*Assignment*: Scan the entries and copy each line where the word "Wheel" is present.

[Opening The records section]

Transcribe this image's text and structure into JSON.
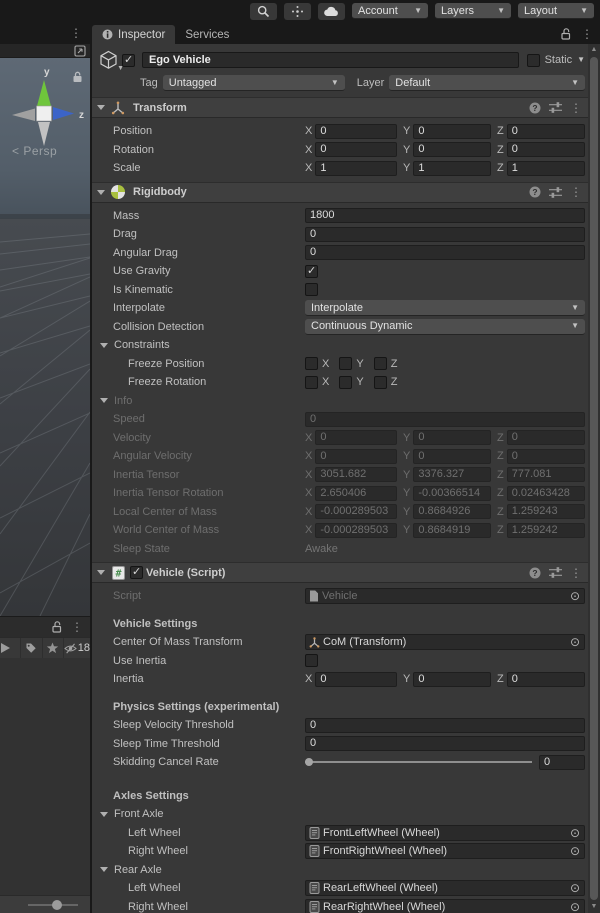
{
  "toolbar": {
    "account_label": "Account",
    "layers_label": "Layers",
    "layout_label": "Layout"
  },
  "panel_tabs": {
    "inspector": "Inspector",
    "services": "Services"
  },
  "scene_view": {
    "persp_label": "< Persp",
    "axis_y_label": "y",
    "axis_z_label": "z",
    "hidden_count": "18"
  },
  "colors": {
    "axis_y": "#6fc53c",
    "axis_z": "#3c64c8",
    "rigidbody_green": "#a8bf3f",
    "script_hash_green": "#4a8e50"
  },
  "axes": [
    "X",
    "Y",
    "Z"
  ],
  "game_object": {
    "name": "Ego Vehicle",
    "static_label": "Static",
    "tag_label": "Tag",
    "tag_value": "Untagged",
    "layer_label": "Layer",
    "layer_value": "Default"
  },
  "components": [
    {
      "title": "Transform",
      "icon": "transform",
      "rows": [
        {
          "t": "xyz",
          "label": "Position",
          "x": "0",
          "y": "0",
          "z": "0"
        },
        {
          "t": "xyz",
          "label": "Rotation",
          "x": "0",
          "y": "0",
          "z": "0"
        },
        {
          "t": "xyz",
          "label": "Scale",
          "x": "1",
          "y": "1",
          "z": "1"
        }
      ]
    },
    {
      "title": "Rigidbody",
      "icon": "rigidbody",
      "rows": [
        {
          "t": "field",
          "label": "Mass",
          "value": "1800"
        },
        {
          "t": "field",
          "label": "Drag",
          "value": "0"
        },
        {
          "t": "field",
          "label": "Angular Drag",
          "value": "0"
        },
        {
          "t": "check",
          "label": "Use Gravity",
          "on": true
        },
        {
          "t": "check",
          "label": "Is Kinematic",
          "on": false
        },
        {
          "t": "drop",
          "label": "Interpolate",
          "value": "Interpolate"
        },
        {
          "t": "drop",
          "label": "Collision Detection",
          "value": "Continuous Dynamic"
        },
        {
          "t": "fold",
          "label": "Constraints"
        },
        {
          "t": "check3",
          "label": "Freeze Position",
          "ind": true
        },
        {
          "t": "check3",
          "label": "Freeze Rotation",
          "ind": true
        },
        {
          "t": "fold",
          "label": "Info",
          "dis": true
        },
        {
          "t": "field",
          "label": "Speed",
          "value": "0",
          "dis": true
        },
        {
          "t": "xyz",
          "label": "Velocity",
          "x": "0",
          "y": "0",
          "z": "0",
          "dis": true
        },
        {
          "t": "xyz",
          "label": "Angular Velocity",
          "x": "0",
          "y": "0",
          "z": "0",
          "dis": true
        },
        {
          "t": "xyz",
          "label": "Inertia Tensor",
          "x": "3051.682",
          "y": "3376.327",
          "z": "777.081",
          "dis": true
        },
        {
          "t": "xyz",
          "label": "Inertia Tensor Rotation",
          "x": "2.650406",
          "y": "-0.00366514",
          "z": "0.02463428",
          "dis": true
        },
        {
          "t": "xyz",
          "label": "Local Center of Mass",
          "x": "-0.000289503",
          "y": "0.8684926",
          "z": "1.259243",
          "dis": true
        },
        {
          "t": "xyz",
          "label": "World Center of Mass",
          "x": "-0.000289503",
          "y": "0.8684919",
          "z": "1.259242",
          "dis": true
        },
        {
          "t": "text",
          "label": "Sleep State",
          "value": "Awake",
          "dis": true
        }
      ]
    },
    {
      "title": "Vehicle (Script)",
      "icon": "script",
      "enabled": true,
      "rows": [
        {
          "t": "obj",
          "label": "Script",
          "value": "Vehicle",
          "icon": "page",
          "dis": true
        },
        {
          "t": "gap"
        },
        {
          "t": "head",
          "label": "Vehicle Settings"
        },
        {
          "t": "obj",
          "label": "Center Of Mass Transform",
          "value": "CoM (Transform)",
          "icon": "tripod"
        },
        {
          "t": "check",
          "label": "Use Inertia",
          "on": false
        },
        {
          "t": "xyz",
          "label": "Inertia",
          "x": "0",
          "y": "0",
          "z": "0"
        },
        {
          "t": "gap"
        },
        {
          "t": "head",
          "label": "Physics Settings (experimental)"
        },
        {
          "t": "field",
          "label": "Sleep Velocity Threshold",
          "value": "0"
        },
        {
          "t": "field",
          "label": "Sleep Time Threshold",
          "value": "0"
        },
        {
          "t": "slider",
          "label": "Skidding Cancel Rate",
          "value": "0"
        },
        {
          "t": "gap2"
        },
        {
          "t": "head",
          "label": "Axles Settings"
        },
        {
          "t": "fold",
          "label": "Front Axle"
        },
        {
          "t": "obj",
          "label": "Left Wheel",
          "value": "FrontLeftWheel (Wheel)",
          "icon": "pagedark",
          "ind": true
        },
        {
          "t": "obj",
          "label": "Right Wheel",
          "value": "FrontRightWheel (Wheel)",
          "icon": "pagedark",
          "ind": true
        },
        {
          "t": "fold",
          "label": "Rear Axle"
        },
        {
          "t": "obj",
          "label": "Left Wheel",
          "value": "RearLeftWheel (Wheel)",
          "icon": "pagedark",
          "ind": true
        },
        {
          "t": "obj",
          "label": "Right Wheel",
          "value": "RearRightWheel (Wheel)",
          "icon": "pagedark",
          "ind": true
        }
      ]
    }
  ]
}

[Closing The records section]

*Response box*:
          "label": "Left Wheel",
          "value": "FrontLeftWheel (Wheel)",
          "label": "Right Wheel",
          "value": "FrontRightWheel (Wheel)",
          "label": "Left Wheel",
          "value": "RearLeftWheel (Wheel)",
          "label": "Right Wheel",
          "value": "RearRightWheel (Wheel)",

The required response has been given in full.